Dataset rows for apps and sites
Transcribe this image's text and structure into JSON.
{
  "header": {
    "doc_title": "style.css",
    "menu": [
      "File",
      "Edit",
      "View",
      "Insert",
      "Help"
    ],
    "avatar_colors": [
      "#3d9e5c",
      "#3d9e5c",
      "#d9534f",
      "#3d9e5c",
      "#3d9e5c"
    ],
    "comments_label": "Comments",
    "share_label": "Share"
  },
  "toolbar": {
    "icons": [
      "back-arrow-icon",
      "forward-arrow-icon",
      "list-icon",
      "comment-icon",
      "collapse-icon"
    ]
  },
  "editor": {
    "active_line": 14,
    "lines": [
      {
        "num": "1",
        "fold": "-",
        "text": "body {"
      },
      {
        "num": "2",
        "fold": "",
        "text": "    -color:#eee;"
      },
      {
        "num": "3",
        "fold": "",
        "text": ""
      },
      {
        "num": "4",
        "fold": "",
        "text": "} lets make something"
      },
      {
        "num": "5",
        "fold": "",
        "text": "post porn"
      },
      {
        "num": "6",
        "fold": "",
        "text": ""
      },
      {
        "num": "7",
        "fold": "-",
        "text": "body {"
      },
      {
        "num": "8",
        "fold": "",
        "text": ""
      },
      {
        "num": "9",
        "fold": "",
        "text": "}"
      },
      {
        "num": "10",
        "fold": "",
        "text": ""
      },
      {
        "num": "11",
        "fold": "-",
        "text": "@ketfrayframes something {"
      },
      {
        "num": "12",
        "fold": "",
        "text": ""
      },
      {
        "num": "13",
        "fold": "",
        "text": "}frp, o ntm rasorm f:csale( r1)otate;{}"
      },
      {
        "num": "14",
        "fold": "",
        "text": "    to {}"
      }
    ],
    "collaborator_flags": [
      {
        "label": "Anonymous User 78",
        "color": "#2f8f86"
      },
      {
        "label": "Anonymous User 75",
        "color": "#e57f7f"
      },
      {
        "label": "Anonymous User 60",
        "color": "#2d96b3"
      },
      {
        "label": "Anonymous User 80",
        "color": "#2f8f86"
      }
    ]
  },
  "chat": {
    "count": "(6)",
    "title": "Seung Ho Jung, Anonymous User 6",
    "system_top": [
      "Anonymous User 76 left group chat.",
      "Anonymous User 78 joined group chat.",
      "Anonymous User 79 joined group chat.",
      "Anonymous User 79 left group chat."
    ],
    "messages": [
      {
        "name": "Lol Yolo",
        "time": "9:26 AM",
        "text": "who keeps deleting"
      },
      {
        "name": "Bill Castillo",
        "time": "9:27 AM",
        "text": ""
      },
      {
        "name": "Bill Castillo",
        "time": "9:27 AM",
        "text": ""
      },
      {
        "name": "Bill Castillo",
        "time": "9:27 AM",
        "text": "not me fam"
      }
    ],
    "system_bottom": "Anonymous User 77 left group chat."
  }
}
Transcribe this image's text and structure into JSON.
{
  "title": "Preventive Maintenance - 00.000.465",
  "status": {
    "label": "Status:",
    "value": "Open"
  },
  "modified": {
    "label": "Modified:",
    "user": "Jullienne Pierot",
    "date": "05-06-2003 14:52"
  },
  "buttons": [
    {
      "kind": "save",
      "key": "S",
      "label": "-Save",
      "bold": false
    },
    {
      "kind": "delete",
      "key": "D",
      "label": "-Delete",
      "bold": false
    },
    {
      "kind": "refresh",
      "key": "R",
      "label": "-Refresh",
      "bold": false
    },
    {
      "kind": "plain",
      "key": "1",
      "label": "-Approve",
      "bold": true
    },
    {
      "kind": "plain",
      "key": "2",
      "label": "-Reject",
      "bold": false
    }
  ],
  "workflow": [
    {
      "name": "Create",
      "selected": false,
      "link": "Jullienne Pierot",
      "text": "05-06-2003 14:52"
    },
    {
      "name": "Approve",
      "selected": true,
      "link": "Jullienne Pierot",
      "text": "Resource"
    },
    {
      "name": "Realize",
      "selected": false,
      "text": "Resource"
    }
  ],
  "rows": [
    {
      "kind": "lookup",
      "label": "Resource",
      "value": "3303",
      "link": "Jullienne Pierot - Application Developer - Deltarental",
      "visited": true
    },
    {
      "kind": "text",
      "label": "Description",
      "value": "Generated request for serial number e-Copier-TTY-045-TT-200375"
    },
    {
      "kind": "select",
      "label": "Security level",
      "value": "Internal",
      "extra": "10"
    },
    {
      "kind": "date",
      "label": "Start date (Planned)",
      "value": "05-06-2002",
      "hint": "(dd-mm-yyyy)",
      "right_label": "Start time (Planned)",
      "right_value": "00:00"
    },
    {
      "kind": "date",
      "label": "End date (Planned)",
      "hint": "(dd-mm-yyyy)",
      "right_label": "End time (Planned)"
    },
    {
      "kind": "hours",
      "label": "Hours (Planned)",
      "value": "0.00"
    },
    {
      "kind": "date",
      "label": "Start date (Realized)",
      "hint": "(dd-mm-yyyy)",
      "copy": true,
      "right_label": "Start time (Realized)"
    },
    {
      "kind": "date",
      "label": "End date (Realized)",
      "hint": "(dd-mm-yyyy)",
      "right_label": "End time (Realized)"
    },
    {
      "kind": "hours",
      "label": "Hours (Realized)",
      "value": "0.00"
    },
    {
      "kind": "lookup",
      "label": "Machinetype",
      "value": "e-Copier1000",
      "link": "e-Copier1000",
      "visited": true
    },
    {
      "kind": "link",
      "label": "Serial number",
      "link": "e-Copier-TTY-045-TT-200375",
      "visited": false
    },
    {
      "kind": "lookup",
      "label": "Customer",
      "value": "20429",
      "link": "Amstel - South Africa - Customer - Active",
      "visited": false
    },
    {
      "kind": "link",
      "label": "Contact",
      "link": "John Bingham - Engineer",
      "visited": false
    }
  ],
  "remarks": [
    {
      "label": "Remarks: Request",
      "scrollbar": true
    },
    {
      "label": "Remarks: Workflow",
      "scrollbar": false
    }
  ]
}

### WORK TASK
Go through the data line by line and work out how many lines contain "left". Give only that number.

### RESULT
3